The intent of this project is to identify the most efficient, accurate, reliable and cost-effective screening method for the identification and analysis of forensic toxicology evidence for criminal justice purposes. The goal is to produce a validated screening method that can be replicated in other toxicology laboratories in the forensic community and have a direct impact on their casework efficiency. The Washington State Patrol's (WSP) Toxicology Laboratory receives approximately 12,000 suspected impaired driving cases and death investigation cases annually. The Toxicology Laboratory currently conducts up to three general drug screens to aid in identifying which drugs are present in each case sample- these methods include an immunoassay screen, a screen for basic drugs, and a screen for acidic-neutral drugs. Specific quantification methods are then used to confirm any identified drug(s). Performing three separate drug screens on each sample is typically cost-prohibitive and most submitted case evidence undergoes only one or two drug screens depending on the case circumstances. In addition to being expensive, these three initial drug screens are unable to identify many drugs that are now relevant in our casework; drugs such as atypical antipsychotic medications and buprenorphine, and illicit substances such as fentanyl analogs, synthetic cannabinoids ('spice') and synthetic cathinones ('bath salts'). Cases need to be sent to a reference laboratory in order for these drugs to be identified and confirmed. Many state and local government laboratories face similar problems, and although more sensitive screening instruments and techniques are now available, the initial outlay of costs is prohibitive for many laboratories. Furthermore, these laboratories often have increasing backlogs and do not have the time or resources to allow competent personnel to develop and validate replacement methods using newer technologies.
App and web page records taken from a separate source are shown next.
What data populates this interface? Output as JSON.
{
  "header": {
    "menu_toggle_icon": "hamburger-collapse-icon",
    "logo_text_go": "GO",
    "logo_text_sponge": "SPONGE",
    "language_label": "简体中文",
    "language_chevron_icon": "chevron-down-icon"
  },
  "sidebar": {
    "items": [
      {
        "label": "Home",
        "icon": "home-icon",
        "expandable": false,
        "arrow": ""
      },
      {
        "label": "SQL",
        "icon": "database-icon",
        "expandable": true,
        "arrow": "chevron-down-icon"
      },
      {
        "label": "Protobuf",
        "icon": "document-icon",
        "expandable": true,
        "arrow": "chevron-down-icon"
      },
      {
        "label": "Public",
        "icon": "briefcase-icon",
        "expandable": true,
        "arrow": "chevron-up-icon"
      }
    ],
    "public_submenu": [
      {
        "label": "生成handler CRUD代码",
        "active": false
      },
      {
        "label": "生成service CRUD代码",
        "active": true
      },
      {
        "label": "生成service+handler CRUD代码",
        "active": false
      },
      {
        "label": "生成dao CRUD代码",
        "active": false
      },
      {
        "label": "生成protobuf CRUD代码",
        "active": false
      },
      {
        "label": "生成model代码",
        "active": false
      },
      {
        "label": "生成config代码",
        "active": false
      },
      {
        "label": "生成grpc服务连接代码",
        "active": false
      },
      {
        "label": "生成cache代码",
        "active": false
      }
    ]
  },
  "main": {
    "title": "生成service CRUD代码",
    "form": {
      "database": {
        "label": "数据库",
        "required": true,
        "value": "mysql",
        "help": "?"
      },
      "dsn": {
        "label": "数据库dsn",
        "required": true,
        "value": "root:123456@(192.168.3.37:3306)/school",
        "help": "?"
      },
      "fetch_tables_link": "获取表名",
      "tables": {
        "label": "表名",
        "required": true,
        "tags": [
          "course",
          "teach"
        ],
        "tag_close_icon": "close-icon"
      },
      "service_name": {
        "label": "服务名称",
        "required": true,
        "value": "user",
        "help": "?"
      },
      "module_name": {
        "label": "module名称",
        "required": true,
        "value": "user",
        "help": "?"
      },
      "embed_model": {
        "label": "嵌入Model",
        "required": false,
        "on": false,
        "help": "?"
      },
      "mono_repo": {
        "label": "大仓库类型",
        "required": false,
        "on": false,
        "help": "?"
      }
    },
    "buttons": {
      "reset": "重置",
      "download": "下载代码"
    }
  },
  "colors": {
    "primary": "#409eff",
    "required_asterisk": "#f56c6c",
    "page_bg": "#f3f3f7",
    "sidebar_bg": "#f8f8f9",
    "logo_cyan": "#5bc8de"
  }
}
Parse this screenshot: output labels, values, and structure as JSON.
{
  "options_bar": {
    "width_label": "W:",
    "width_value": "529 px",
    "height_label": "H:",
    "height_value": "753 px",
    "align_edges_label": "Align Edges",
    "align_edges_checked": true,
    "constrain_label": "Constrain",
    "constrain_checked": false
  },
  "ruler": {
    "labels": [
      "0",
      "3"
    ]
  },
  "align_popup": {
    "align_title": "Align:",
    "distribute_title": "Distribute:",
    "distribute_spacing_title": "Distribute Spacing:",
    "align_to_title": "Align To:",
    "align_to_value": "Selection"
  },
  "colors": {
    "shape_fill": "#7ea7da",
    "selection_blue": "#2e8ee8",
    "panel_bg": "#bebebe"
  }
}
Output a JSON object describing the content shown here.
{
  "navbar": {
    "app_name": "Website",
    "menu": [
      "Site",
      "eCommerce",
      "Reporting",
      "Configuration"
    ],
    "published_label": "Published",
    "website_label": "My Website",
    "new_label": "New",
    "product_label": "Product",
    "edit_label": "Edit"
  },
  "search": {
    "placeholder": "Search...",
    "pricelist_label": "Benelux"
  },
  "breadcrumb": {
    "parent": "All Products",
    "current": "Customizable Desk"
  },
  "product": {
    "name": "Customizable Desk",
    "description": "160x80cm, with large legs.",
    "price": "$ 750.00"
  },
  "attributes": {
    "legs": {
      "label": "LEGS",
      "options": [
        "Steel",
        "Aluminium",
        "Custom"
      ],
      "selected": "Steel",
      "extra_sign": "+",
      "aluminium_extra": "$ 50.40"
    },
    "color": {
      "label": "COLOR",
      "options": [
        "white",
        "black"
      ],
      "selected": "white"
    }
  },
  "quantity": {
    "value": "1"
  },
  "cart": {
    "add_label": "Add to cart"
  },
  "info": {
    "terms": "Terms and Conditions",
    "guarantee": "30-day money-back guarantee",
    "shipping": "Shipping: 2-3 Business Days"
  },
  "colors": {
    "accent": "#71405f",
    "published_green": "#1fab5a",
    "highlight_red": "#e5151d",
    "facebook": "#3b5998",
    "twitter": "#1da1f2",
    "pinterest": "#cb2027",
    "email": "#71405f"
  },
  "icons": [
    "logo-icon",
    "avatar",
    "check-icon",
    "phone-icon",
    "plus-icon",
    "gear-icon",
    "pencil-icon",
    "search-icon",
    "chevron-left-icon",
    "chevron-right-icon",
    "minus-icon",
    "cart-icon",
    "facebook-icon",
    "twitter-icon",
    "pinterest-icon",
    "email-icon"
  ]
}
The specific objectives are to (1) develop and validate a broad ranging screening method using ILC-TOF-MS, (2) compare and evaluate the efficiency (accuracy, sensitive, breadth) of the new I LC-TOF-MS screening method with the laboratory's current screening approach, (3) conduct a cost-benefit analysis of the new LC-TOF-MS screening method, and (4) to summarize and disseminate the results of this project to the general forensic toxicology community through publications and presentations. The results of this project will assist other laboratories with current backlogs and limited resources to decide how best to efficiently process and analyze their toxicology evidence.